━━━━━ Provided data

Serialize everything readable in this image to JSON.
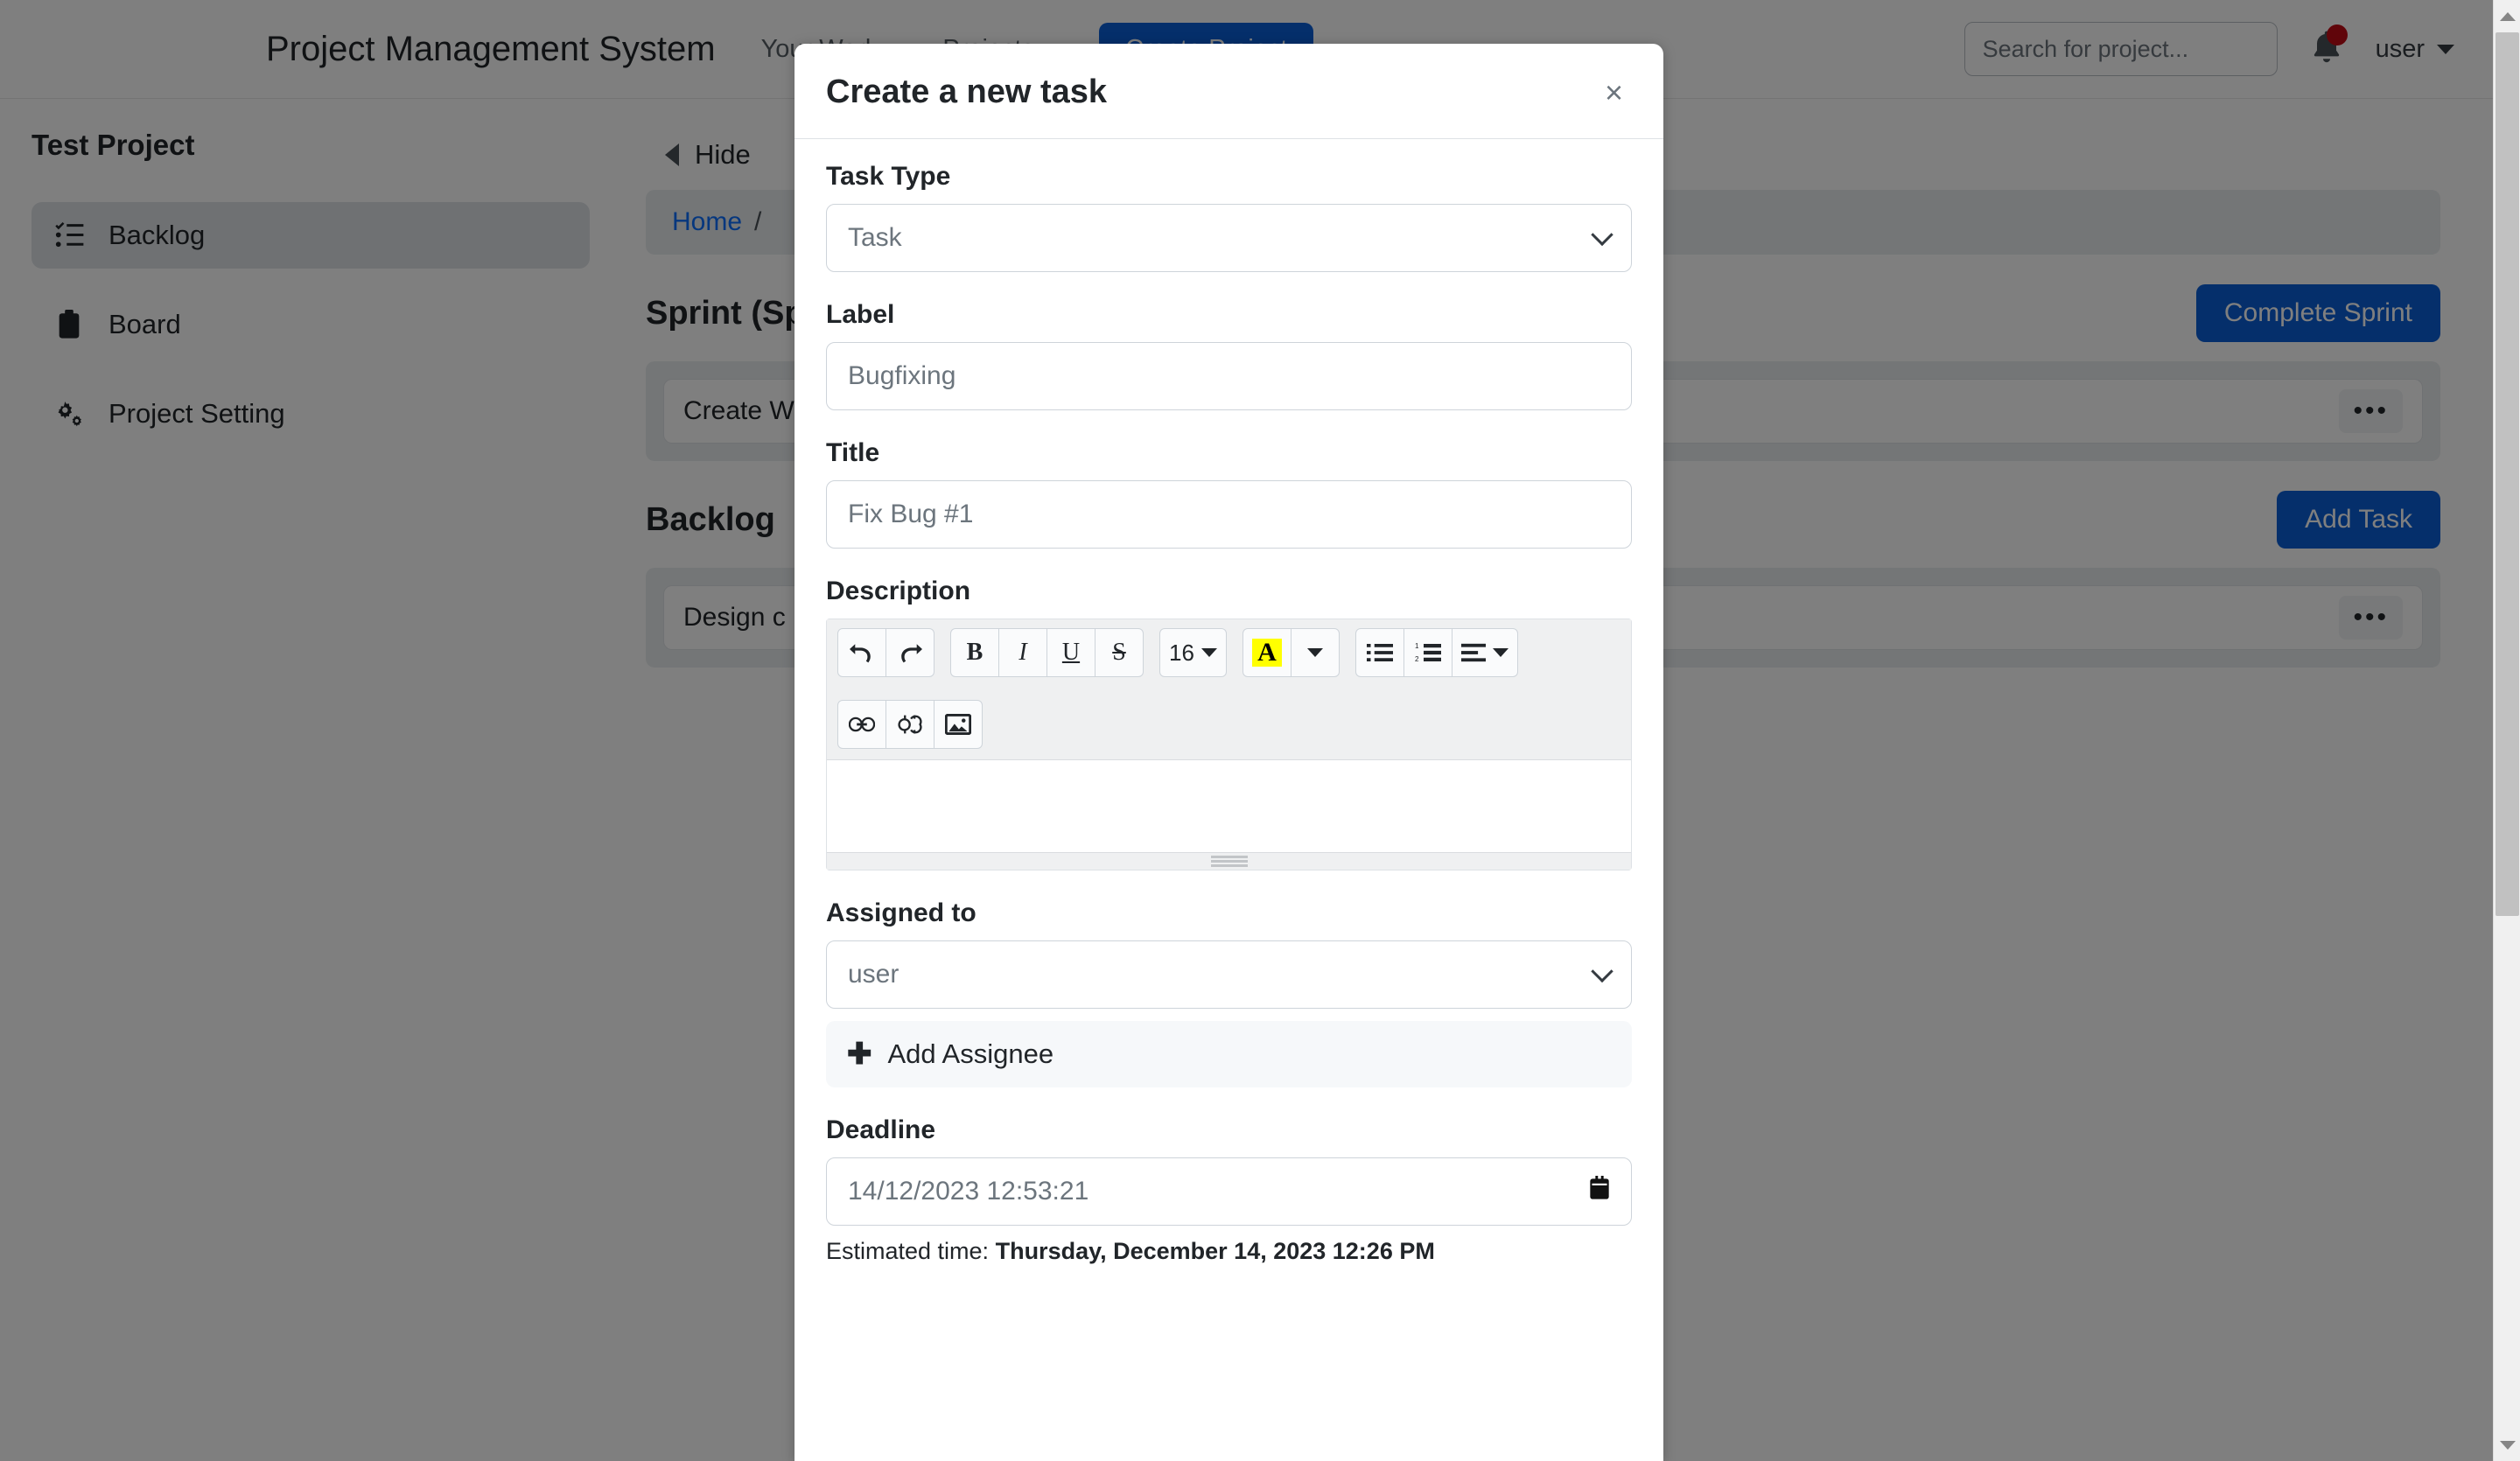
{
  "navbar": {
    "brand": "Project Management System",
    "links": [
      {
        "label": "Your Work"
      },
      {
        "label": "Projects"
      }
    ],
    "create_project_label": "Create Project",
    "search_placeholder": "Search for project...",
    "user_label": "user"
  },
  "sidebar": {
    "project_title": "Test Project",
    "items": [
      {
        "label": "Backlog",
        "icon": "list-check-icon",
        "active": true
      },
      {
        "label": "Board",
        "icon": "clipboard-icon",
        "active": false
      },
      {
        "label": "Project Setting",
        "icon": "gears-icon",
        "active": false
      }
    ]
  },
  "content": {
    "hide_label": "Hide",
    "breadcrumb": [
      "Home",
      "/"
    ],
    "sprint_title": "Sprint (Sp",
    "complete_sprint_label": "Complete Sprint",
    "sprint_task": "Create W",
    "backlog_title": "Backlog",
    "add_task_label": "Add Task",
    "backlog_task": "Design c",
    "dots_label": "•••"
  },
  "modal": {
    "title": "Create a new task",
    "close_label": "×",
    "task_type": {
      "label": "Task Type",
      "value": "Task"
    },
    "label_field": {
      "label": "Label",
      "value": "Bugfixing"
    },
    "title_field": {
      "label": "Title",
      "value": "Fix Bug #1"
    },
    "description": {
      "label": "Description",
      "content": "",
      "toolbar": {
        "undo": "undo-icon",
        "redo": "redo-icon",
        "bold": "B",
        "italic": "I",
        "underline": "U",
        "strike": "S",
        "font_size": "16",
        "highlight": "A",
        "bullet_list": "bullet-list-icon",
        "numbered_list": "numbered-list-icon",
        "align": "align-left-icon",
        "link": "link-icon",
        "unlink": "unlink-icon",
        "image": "image-icon"
      }
    },
    "assigned_to": {
      "label": "Assigned to",
      "value": "user"
    },
    "add_assignee_label": "Add Assignee",
    "deadline": {
      "label": "Deadline",
      "value": "14/12/2023 12:53:21",
      "estimated_prefix": "Estimated time:",
      "estimated_value": "Thursday, December 14, 2023 12:26 PM"
    }
  },
  "colors": {
    "primary": "#0b5ed7",
    "badge": "#c00b14",
    "highlight": "#ffff00",
    "link": "#0d6efd"
  }
}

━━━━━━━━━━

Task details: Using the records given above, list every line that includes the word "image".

Written answer:
Serialize everything readable in this image to JSON.
        "image": "image-icon"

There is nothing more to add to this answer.